• Home page
  • Publications

  • Comparison between HFC-134a and alternative ref...

Comparison between HFC-134a and alternative refrigerants in mobile air conditioners using the GREEN-MAC-LCCP© model.

Number: pap. 2410



The transition from CFC-12 (GWP=10,900) to HFC-134a (GWP=1,430) in the 1990’s in new vehicle air conditioners eliminated the contribution to ozone depletion potential (ODP) from new vehicles and reduced the direct Global Warming Potential (GWP) by over 80%. One proposed alternative is HFC-1234yf (GWP=4). Despite the phase-in success of HFC-134a as a zero ODP automotive refrigerant it is still a potent greenhouse gas and the European Union (EU) issued Directive 2006/40/EC that prohibits the use of automotive refrigerants with GWP greater than 150, starting from January 1st, 2011. Due to such regulations, the automotive Original Equipment Manufacturers (OEMs), chemical manufacturers and Mobile Air Conditioning (MAC) industry have evaluated several alternative refrigerants considering a range of selection criteria that include: refrigerant engineering performance, system design impact, MAC system changes to optimize the use of new refrigerants, cost, flammability, and environmental impacts including global warming, and human toxicity risks.

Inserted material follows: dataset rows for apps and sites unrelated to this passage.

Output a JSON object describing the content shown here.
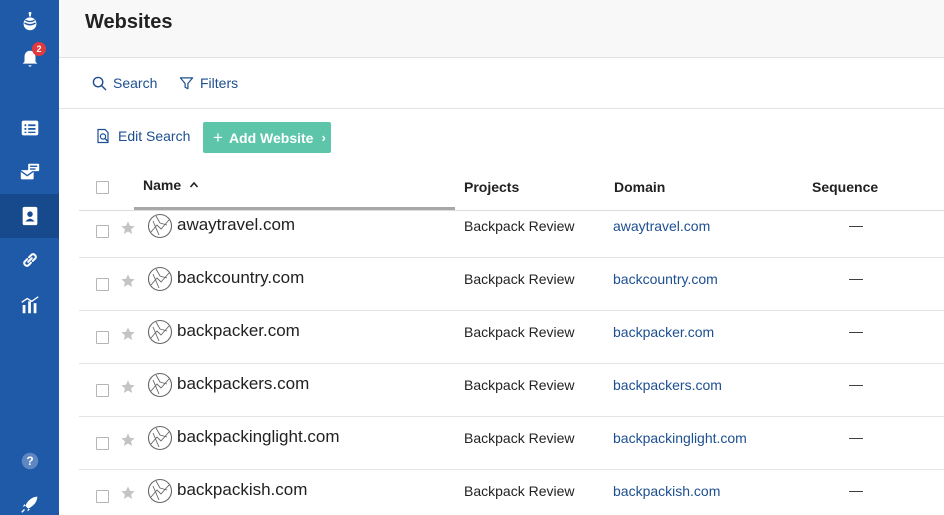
{
  "sidebar": {
    "notifications_badge": "2",
    "items": [
      {
        "icon": "logo-icon"
      },
      {
        "icon": "bell-icon"
      },
      {
        "icon": "list-icon"
      },
      {
        "icon": "mailbox-icon"
      },
      {
        "icon": "contact-book-icon",
        "active": true
      },
      {
        "icon": "link-icon"
      },
      {
        "icon": "chart-icon"
      },
      {
        "icon": "help-icon"
      },
      {
        "icon": "rocket-icon"
      }
    ]
  },
  "header": {
    "title": "Websites"
  },
  "toolbar": {
    "search_label": "Search",
    "filters_label": "Filters"
  },
  "actions": {
    "edit_search_label": "Edit Search",
    "add_website_label": "Add Website"
  },
  "table": {
    "columns": {
      "name": "Name",
      "projects": "Projects",
      "domain": "Domain",
      "sequence": "Sequence"
    },
    "sort": {
      "column": "Name",
      "direction": "ascending"
    },
    "rows": [
      {
        "name": "awaytravel.com",
        "project": "Backpack Review",
        "domain": "awaytravel.com",
        "sequence": "—"
      },
      {
        "name": "backcountry.com",
        "project": "Backpack Review",
        "domain": "backcountry.com",
        "sequence": "—"
      },
      {
        "name": "backpacker.com",
        "project": "Backpack Review",
        "domain": "backpacker.com",
        "sequence": "—"
      },
      {
        "name": "backpackers.com",
        "project": "Backpack Review",
        "domain": "backpackers.com",
        "sequence": "—"
      },
      {
        "name": "backpackinglight.com",
        "project": "Backpack Review",
        "domain": "backpackinglight.com",
        "sequence": "—"
      },
      {
        "name": "backpackish.com",
        "project": "Backpack Review",
        "domain": "backpackish.com",
        "sequence": "—"
      }
    ]
  },
  "colors": {
    "sidebar": "#1f5aa8",
    "link": "#1d4f91",
    "add_button": "#5cc5aa",
    "badge": "#e0393e"
  }
}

There has been remarkable success in eliminating refrigerant fluids that deplete the ozone layer, but many of their replacements have high GWP. There is now a major international effort for a third generation refrigerant fluids that are safe both for ozone depletion and climate protection. During 2013, the United States and China proposed phasing out high GWP HFCs that have been introduced to replace ODP substances through the provisions of the Montreal Protocol. Europe is currently debating between two alternative fluids for vehicle air conditioners, and the outcome is being watched closely. This paper will compare the alternatives. New MAC systems that meet the low GWP requirements of the EU Directive refrigerants should also be equally or more efficient than HFC-134a designs. Life Cycle Analysis (LCA) adds a step in the understanding of the dynamics of the industrial activities as a system and not as individual components, with implications for better policy decisions at the technological and environmental levels. The MAC industry and government recognized this need, and Life Cycle Climate Performance (LCCP) was accepted as one of the methods for selecting among alternative refrigerants. We consider and implement LCA for developing the Global Refrigerants Energy & Environmental-Mobile Air Conditioning-Life Cycle Climate Performance (GREEN-MAC-LCCP)© model which is the tool that evaluates the full cycle of Greenhouse Gas emissions (GHG) of alternative refrigerant systems. The goal of this tool is to provide a superior basis for engineers and policy makers to make wise decisions of alternative competing technologies. In this paper, we summarize the evolution of refrigerant fluids and how the world has arrived at the present point. The interplay between the evolution of technology and the regulatory system that governs it, the economic drivers and the environmental health and safety implications will be elucidated. We also provide a short overview of the model and the results obtained by evaluating alternative refrigerant MAC systems and compare them with the HFC-134a production baseline. Using GREEN-MAC-LCCP© we estimate the energy consumption and GHG of MACs that operate with HFC-134a and compare these results with new systems that operate with alternative refrigerants.

Available documents

Format PDF

Pages: 10 p.


  • Public price

    20 €

  • Member price*

    15 €

* Best rate depending on membership category (see the detailed benefits of individual and corporate memberships).


  • Original title: Comparison between HFC-134a and alternative refrigerants in mobile air conditioners using the GREEN-MAC-LCCP© model.
  • Record ID : 30013306
  • Languages: English
  • Source: 2014 Purdue Conferences. 15th International Refrigeration and Air-Conditioning Conference at Purdue.
  • Publication date: 2014/07/14


See other articles from the proceedings (203)
See the conference proceedings